When you have gone through the records below, state only how many lines include the word "this".

━━ EXTRACTED DATA

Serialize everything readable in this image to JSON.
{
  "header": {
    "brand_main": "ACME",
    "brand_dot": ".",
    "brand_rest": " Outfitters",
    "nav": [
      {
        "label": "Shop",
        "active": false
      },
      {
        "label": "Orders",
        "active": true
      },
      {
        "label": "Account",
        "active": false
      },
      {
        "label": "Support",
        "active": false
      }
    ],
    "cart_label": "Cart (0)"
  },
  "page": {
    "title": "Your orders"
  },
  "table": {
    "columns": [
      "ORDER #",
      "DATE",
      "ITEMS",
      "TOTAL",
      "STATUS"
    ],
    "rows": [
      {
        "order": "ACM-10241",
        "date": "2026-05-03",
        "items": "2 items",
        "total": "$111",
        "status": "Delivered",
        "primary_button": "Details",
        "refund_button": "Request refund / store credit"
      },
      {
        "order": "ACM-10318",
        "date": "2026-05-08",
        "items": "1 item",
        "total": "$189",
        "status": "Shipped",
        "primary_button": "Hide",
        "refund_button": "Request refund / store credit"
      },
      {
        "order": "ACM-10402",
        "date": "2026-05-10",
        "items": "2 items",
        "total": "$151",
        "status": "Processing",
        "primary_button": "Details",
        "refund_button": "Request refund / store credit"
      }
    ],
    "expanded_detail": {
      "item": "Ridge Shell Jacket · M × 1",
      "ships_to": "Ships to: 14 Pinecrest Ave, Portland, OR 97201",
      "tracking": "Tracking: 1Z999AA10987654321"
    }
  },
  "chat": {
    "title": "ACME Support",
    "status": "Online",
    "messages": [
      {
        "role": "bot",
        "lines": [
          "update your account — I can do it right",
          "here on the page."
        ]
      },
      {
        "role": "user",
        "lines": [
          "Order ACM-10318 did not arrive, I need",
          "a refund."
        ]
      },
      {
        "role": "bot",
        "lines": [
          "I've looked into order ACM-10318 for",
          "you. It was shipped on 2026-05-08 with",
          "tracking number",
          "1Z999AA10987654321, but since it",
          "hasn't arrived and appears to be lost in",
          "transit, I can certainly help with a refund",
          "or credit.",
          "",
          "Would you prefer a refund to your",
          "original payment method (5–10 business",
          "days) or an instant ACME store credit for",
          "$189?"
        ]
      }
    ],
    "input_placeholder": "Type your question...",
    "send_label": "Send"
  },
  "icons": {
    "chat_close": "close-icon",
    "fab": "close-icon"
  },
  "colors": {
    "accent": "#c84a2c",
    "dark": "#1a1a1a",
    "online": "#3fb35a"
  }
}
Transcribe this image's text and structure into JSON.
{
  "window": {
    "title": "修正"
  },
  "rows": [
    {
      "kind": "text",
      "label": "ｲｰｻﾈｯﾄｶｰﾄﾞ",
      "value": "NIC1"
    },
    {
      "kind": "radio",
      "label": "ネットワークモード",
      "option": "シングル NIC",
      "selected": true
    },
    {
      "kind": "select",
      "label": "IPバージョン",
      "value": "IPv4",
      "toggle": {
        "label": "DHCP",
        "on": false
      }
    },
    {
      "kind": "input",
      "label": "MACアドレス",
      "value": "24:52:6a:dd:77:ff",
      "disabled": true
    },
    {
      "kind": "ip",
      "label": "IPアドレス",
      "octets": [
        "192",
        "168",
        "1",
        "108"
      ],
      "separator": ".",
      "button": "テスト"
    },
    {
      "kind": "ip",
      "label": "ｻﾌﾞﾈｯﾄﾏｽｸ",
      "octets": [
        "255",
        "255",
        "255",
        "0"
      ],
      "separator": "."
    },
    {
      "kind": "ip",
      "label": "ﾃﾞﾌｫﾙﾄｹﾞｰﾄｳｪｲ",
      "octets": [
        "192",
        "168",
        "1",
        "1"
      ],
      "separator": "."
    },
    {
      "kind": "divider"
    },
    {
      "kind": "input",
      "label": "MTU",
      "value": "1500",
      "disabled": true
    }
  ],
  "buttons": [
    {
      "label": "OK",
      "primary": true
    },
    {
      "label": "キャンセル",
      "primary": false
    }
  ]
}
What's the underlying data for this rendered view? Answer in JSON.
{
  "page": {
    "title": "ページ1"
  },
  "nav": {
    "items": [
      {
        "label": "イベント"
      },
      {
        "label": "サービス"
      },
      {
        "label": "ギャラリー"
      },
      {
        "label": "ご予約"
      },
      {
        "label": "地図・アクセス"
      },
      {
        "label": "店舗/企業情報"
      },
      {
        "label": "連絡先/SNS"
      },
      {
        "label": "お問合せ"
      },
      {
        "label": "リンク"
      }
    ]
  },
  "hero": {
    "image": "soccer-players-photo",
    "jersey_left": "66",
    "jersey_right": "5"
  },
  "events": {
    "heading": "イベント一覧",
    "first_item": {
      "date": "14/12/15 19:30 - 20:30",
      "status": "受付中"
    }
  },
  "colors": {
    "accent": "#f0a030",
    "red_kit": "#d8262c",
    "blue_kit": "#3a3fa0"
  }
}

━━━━

» **ANSWER**: 3